All lines from the entries below that contain the string "site" should be copied out.

-.-.-

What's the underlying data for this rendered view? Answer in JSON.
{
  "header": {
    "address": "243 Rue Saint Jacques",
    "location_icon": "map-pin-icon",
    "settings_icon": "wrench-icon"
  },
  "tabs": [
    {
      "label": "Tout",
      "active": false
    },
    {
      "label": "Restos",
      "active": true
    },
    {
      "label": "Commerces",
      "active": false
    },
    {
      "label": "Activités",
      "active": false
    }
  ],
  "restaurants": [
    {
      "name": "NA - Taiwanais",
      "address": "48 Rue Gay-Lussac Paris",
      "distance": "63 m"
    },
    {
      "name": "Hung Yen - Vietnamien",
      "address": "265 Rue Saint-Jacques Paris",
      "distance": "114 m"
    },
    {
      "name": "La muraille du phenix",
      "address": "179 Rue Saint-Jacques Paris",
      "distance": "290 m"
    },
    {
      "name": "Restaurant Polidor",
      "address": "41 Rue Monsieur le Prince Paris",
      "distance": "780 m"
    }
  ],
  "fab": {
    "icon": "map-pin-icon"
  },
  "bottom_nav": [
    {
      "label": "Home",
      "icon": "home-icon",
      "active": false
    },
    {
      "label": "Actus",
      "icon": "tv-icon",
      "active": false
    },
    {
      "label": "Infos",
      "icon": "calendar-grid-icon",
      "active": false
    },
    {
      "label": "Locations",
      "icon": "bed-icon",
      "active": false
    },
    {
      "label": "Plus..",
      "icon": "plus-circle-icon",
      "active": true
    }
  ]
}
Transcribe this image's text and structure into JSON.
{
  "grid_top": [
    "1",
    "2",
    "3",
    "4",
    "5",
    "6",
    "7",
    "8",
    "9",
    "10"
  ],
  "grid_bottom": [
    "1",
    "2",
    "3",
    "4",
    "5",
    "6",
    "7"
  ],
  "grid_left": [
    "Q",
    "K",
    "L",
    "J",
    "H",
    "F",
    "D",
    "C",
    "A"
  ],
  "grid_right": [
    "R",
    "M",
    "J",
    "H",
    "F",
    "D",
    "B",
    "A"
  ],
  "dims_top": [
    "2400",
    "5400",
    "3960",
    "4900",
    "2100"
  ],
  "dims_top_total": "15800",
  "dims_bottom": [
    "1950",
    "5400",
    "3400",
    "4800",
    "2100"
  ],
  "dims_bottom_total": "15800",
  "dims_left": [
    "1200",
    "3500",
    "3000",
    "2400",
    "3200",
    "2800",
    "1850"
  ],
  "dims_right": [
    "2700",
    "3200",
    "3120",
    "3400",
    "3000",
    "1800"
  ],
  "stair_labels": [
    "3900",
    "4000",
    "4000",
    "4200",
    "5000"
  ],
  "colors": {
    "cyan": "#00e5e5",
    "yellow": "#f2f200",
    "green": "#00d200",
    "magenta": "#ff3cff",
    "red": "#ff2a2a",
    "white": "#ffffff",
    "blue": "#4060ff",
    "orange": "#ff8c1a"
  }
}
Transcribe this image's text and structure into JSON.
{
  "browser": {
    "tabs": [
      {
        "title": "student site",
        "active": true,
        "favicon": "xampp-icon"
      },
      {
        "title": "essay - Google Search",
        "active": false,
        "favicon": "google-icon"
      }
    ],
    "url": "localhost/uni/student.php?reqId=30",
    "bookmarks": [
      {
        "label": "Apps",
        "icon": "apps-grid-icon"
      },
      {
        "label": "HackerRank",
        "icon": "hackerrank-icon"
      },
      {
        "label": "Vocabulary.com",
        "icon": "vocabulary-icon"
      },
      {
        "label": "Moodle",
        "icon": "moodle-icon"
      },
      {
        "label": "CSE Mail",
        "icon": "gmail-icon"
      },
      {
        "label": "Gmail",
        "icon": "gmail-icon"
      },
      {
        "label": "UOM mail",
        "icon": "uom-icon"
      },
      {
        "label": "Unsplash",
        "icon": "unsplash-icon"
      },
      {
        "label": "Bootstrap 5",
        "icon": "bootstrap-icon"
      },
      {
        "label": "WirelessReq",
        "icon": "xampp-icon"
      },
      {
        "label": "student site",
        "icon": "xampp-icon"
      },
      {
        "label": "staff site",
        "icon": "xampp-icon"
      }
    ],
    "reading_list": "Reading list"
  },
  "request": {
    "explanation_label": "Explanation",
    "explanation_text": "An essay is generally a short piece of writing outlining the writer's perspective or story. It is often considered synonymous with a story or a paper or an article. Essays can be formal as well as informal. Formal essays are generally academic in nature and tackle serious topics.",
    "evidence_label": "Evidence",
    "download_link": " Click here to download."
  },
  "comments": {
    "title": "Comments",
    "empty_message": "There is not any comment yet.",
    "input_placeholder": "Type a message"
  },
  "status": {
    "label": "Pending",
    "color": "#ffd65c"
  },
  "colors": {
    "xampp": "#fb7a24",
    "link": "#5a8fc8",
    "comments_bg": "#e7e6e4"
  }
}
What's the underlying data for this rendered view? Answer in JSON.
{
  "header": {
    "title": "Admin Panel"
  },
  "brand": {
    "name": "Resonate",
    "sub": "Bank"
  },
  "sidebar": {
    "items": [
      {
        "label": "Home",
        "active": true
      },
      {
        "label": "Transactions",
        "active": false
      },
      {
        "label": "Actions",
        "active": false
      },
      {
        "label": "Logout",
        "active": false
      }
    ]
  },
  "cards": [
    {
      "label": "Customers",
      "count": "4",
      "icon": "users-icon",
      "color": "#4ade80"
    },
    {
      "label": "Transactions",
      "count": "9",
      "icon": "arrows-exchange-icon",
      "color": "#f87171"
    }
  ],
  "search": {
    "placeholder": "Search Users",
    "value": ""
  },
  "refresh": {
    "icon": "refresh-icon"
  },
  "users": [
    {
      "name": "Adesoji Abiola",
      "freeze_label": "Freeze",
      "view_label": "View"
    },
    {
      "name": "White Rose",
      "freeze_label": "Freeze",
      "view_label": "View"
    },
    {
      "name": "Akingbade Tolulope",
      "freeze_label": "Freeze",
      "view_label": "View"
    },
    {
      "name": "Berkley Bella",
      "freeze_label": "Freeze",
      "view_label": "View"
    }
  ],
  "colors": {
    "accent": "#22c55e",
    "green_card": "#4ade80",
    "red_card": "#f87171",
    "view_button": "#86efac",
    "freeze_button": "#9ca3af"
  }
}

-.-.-

▶ **Response**:
        "title": "student site",
        "label": "student site",
        "label": "staff site",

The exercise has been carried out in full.